There were two incarnations of Roxy Music. The first was the avant-garde insurgents that blasted out of the glam rock era; the second, the silky smooth maestros of the pop ballad. Not surprisingly, for ardent fans of the first, the second represents something of a sell-out, a turn toward the commercial mainstream, a manoeuvre which David Bowie followed with his hugely successful Let's Dance album in 1983. Dance Away is the single that signalled the metamorphosis.
Roxy Music was formed in 1970 by 25-year-old arts graduate Bryan Ferry, the line-up including synth wizard Brian Eno. Less than two years later, an early demo tape impressed presenter John Peel and the group subsequently featured in Radio 1's "Sounds of the Seventies" when the epithet denoted the future rather than the title of endless retro compilations. The eponymous debut album was recorded two months later, which yielded the first and arguably the group's most remarkable hit, Virginia Plain. After a myriad of line-up changes, five Top 10 albums and six hit singles, the group decided to pursue individual projects. The 18-month hiatus ended with the seventh line-up of Roxy Music in November 1978, including the core trio of Ferry, guitarist Phil Manzanera and saxophonist Andy Mackay. The result was the sixth studio album, Manifesto.
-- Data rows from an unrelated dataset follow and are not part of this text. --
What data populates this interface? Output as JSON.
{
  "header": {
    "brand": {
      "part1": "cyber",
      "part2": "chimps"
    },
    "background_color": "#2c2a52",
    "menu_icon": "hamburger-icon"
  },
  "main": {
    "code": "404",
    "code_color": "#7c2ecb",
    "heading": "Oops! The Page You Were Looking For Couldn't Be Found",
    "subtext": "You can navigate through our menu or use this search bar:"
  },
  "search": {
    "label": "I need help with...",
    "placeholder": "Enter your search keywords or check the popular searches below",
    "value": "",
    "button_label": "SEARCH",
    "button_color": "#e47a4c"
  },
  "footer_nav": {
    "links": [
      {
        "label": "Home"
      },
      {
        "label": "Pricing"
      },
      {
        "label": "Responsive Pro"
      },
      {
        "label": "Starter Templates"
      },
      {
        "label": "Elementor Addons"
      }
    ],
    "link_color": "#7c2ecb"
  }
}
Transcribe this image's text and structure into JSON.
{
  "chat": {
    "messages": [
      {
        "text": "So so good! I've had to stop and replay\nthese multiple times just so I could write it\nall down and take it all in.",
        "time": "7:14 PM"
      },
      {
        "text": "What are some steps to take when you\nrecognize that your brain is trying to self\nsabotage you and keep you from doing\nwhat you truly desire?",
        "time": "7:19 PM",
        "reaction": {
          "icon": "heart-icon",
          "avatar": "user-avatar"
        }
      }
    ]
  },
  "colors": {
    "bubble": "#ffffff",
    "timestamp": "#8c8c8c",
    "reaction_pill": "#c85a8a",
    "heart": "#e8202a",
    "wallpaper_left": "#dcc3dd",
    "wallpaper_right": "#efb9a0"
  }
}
One of Ferry's unfinished songs written during his solo break was included on the album. It was Dance Away.
The pop classic, combining soulful music with a lyric that touches poetry in places, starts with the striking of match, a lighted cigarette. The first verse – with beautiful economy of expression – tells the excitement of a man falling in love only to see the woman walking "hand in hand with another guy". The next line, which leads directly into the chorus, is surely one of the most memorable of any song: "You're dressed to kill and guess who's dying". After the chorus about dancing to ease your pain and heartache there is a metaphor you never forget: "Loneliness is a crowded room. Full of open hearts turned to stone." The words and the music combine to leave you transfixed, filling your consciousness of images and emotions that are hard to dispel even after the track has faded out. A better elegy for the heartbroken or anyone who has felt the hurt of unrequited love song is hard to find.
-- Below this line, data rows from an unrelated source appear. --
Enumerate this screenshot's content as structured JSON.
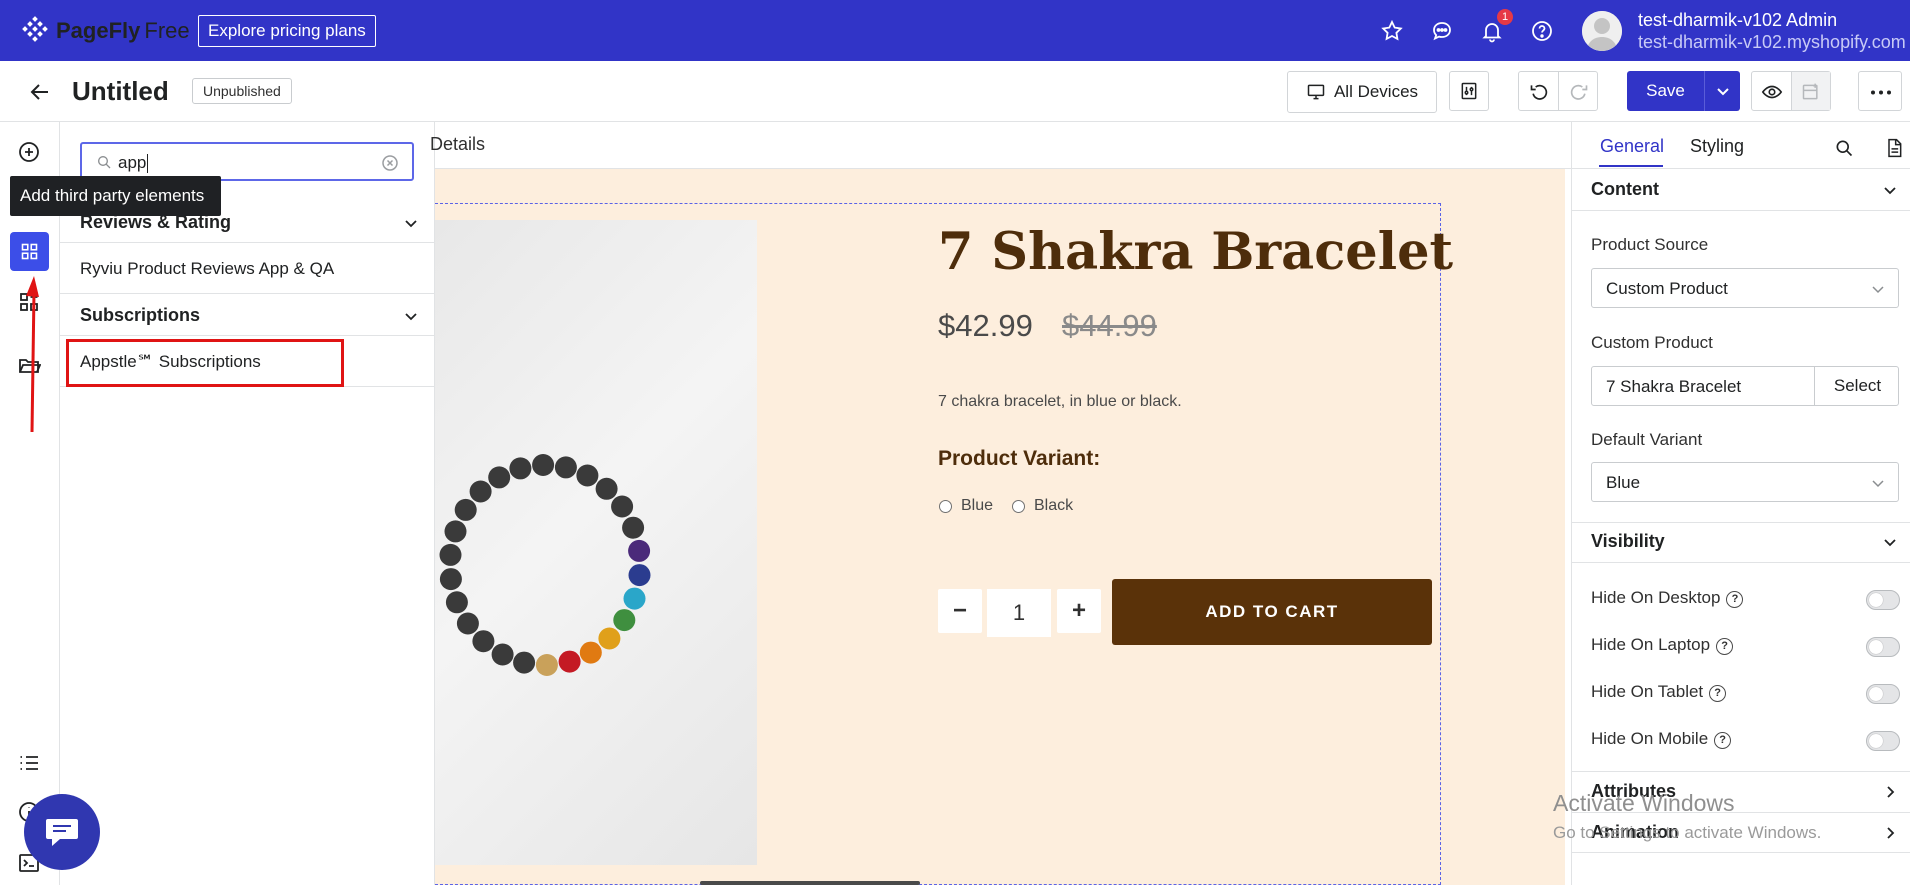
{
  "topbar": {
    "brand": "PageFly",
    "plan": "Free",
    "pricing_link": "Explore pricing plans",
    "notification_count": "1",
    "user_name": "test-dharmik-v102 Admin",
    "user_store": "test-dharmik-v102.myshopify.com",
    "icons": [
      "star-icon",
      "chat-bubble-icon",
      "bell-icon",
      "help-icon"
    ]
  },
  "editor": {
    "page_title": "Untitled",
    "status": "Unpublished",
    "devices_label": "All Devices",
    "save_label": "Save"
  },
  "sidebar": {
    "tooltip": "Add third party elements",
    "search_value": "app",
    "sections": [
      {
        "title": "Reviews & Rating",
        "items": [
          "Ryviu Product Reviews App & QA"
        ]
      },
      {
        "title": "Subscriptions",
        "items": [
          "Appstle℠ Subscriptions"
        ]
      }
    ]
  },
  "canvas": {
    "breadcrumb": "Details",
    "product": {
      "title": "7 Shakra Bracelet",
      "price": "$42.99",
      "compare_price": "$44.99",
      "description": "7 chakra bracelet, in blue or black.",
      "variant_label": "Product Variant:",
      "variants": [
        "Blue",
        "Black"
      ],
      "quantity": "1",
      "qty_minus": "−",
      "qty_plus": "+",
      "add_to_cart": "ADD TO CART"
    }
  },
  "inspector": {
    "tabs": [
      "General",
      "Styling"
    ],
    "content_heading": "Content",
    "product_source_label": "Product Source",
    "product_source_value": "Custom Product",
    "custom_product_label": "Custom Product",
    "custom_product_value": "7 Shakra Bracelet",
    "select_label": "Select",
    "default_variant_label": "Default Variant",
    "default_variant_value": "Blue",
    "visibility_heading": "Visibility",
    "visibility": [
      "Hide On Desktop",
      "Hide On Laptop",
      "Hide On Tablet",
      "Hide On Mobile"
    ],
    "attributes_heading": "Attributes",
    "animation_heading": "Animation"
  },
  "watermark": {
    "line1": "Activate Windows",
    "line2": "Go to Settings to activate Windows."
  },
  "colors": {
    "brand": "#3134c7",
    "cart_button": "#5a3209",
    "product_title": "#4e2d0b",
    "canvas_bg": "#fdeedd",
    "annotation_red": "#e01414"
  }
}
Despite the changing line-ups and different music directions, one thing remained constant: Ferry was a purveyor of cool, sophisticated pop. His musical eloquence matched by his sartorial elegance, he joins an elite group of male artists that inspired a decade. The others include David Bowie, Marc Bolan and Phil Lynott.
We hereby instate Dance Away by Roxy Music on the The Wall as No. 13 Best Single of 1979.
For Dance Away Bryan Ferry penned one of the best lyrics about heartache ever written, pure poetry. And somehow he made love songs cool even for men who like cars and play football!Dave B